[Entries from a dataset of interfaces]
******

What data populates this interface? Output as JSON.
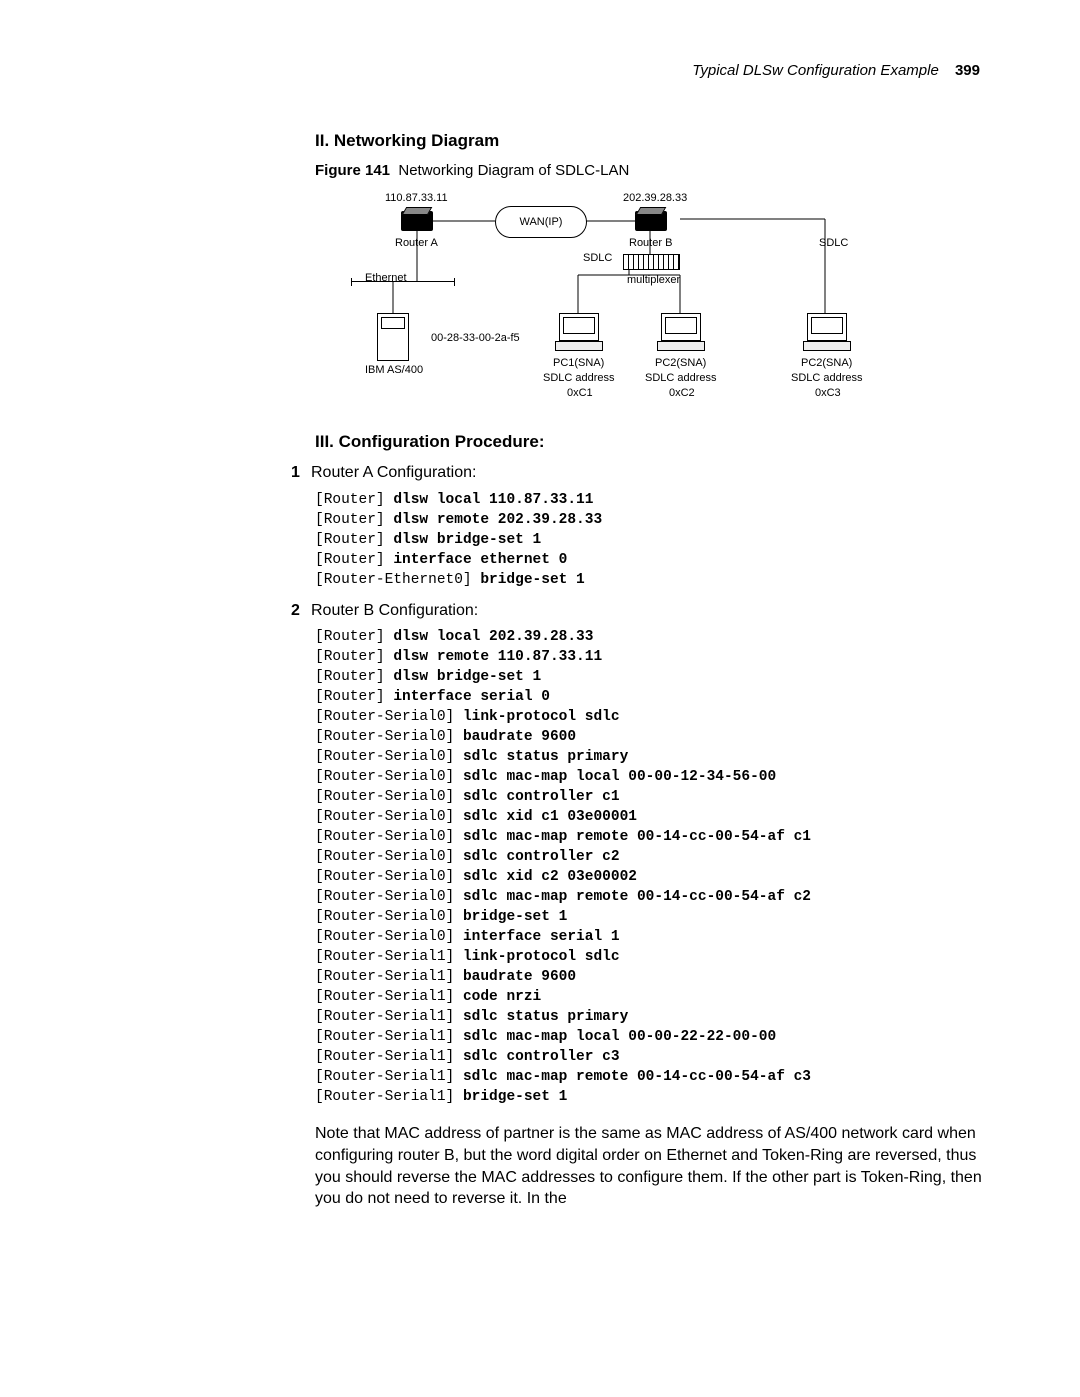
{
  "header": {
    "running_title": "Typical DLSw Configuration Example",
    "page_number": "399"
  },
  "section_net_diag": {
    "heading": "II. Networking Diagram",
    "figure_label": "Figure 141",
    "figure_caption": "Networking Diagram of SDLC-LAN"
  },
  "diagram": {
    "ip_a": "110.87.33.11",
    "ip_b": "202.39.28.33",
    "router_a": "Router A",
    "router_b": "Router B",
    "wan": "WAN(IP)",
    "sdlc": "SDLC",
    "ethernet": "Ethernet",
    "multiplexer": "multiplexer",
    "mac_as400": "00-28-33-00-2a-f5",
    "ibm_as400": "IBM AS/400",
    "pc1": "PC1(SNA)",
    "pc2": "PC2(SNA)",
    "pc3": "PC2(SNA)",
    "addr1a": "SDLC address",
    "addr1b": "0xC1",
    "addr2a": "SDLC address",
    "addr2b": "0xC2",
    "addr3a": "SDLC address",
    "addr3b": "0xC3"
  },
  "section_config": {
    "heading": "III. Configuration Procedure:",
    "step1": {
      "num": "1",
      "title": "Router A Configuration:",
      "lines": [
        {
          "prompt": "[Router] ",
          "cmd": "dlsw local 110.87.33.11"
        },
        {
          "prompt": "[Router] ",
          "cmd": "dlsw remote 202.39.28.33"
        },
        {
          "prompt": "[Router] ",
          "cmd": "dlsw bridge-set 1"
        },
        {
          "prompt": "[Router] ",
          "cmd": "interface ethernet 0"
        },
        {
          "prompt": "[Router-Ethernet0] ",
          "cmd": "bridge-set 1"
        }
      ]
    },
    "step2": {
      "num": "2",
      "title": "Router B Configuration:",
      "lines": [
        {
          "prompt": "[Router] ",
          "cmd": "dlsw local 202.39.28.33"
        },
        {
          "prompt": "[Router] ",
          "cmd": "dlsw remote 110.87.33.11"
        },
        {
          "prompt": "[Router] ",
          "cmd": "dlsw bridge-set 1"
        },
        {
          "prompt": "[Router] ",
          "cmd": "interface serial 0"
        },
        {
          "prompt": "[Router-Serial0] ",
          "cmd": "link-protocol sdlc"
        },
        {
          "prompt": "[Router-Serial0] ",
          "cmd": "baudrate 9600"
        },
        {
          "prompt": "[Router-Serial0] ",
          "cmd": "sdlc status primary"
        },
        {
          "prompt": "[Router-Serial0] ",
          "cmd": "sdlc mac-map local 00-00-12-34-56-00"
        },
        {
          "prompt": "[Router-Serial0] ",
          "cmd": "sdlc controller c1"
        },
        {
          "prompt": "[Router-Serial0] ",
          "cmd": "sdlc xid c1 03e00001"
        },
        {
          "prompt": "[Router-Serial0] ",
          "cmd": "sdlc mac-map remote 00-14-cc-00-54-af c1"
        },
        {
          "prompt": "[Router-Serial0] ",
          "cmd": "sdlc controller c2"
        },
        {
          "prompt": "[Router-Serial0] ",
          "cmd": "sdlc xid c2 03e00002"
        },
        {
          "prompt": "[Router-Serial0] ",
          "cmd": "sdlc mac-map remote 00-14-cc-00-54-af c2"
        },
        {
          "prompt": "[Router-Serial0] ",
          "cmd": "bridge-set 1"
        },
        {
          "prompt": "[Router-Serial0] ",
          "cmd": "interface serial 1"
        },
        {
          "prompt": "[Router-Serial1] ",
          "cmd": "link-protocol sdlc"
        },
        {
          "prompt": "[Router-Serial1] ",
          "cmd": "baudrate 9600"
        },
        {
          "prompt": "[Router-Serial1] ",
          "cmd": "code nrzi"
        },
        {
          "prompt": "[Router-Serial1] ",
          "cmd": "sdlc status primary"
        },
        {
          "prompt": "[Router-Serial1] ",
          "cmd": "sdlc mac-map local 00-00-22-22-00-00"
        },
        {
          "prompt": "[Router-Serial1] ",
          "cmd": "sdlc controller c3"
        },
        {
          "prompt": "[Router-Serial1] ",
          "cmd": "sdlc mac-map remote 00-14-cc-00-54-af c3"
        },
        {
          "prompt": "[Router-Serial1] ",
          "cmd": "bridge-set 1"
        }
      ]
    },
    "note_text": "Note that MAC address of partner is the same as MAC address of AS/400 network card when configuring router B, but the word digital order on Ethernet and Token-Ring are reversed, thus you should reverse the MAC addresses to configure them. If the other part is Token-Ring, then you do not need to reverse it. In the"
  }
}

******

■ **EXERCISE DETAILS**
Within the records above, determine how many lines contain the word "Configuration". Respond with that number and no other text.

■ **EXERCISE SOLUTION**
4